Aim of the exercise
Scan the lines below; pull out those with "INFO".

Stored entries
..............................

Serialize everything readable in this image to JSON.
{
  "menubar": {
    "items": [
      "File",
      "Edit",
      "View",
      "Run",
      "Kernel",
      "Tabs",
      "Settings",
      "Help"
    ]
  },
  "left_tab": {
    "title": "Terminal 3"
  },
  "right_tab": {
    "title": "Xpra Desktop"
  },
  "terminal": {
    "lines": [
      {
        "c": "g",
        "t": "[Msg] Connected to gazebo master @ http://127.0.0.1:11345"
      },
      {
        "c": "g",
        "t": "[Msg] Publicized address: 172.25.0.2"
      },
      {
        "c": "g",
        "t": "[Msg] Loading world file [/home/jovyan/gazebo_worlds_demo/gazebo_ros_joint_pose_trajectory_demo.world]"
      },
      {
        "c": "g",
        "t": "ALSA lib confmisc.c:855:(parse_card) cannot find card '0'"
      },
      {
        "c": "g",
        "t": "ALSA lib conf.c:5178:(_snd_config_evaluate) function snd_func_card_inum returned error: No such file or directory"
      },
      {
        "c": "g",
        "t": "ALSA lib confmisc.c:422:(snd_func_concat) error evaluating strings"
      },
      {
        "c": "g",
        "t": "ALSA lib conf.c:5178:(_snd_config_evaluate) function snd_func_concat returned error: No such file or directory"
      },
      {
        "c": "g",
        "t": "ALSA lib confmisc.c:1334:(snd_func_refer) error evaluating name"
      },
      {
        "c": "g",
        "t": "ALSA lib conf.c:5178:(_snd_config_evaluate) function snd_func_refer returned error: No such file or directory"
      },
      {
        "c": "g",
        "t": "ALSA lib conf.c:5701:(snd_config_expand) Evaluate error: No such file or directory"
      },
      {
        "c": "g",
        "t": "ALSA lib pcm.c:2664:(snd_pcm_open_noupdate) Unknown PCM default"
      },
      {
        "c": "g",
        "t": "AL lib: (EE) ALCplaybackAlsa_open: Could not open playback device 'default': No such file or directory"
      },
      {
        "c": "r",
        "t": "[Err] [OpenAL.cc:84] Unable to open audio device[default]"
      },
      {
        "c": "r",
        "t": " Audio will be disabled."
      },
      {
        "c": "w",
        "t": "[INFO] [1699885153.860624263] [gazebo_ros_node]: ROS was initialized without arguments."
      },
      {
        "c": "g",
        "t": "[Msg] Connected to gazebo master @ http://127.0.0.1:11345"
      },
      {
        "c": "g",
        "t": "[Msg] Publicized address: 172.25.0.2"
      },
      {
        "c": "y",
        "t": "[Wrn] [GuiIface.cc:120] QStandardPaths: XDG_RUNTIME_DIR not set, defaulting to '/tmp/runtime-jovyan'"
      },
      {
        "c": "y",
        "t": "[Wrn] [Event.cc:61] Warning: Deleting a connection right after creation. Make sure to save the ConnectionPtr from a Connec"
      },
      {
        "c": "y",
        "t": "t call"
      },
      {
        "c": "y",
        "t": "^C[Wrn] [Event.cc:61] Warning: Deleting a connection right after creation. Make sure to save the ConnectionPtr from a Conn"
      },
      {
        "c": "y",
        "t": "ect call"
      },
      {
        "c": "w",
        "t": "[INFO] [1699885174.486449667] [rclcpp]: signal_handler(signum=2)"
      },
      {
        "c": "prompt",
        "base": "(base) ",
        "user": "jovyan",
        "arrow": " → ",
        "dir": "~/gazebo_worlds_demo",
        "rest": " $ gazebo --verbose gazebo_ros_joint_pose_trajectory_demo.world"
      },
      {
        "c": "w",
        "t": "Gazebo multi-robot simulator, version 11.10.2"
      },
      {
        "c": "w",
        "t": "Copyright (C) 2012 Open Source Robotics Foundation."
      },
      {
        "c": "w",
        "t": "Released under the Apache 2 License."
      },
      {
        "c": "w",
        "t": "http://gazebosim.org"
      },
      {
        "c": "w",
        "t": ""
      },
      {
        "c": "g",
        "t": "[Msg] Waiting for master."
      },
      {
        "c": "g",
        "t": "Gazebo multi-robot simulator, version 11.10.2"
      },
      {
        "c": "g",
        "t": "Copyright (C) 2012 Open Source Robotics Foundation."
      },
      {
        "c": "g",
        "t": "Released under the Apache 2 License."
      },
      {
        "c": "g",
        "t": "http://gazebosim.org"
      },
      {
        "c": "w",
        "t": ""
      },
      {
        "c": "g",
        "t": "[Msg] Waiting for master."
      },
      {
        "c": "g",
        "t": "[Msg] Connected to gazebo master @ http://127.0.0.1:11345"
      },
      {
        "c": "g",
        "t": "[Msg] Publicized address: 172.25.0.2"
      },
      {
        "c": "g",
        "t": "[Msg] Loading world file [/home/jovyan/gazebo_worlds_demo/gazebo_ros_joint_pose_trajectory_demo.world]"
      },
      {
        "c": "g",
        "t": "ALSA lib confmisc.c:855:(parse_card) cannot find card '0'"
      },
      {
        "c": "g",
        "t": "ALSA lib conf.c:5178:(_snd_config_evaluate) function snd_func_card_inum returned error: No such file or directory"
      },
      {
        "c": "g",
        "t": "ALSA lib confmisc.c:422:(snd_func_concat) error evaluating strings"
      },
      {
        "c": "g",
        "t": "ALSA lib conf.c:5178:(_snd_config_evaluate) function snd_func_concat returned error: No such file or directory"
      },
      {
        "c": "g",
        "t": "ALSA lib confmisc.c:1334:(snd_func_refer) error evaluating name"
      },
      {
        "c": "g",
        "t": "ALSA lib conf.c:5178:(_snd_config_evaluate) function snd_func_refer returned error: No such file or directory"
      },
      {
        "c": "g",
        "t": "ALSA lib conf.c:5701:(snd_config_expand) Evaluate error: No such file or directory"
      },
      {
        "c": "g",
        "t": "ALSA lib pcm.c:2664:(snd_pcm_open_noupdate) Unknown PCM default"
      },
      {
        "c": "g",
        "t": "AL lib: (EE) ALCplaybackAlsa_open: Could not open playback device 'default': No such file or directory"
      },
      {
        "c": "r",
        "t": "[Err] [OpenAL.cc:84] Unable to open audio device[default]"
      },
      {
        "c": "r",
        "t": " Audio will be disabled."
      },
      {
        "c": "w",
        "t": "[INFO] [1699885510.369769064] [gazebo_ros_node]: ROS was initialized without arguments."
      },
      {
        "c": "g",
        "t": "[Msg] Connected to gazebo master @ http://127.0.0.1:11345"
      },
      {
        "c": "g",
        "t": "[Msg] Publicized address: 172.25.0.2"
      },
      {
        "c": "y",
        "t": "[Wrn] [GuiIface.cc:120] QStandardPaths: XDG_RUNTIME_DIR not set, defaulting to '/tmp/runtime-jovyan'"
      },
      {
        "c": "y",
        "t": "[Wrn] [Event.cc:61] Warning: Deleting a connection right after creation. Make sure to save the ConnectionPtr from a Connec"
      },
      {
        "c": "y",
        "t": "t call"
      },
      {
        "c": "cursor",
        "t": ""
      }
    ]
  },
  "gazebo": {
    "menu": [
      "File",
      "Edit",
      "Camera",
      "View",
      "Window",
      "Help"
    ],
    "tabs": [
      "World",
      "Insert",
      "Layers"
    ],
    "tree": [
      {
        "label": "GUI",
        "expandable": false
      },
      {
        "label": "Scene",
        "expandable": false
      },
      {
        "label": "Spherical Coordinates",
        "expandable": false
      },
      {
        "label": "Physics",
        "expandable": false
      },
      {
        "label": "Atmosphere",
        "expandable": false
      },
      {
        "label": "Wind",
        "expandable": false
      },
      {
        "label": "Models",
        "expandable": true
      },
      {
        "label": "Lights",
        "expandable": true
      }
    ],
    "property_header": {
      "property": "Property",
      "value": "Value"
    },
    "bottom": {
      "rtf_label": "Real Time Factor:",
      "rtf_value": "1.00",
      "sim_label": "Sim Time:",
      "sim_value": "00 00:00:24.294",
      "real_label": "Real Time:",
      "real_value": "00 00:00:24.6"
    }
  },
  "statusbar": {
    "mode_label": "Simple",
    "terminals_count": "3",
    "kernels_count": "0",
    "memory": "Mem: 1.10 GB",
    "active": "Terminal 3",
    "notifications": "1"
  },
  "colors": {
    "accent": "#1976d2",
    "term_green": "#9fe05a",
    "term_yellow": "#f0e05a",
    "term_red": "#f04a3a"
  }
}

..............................

Answer to the exercise
        "t": "[INFO] [1699885153.860624263] [gazebo_ros_node]: ROS was initialized without arguments."
        "t": "[INFO] [1699885174.486449667] [rclcpp]: signal_handler(signum=2)"
        "t": "[INFO] [1699885510.369769064] [gazebo_ros_node]: ROS was initialized without arguments."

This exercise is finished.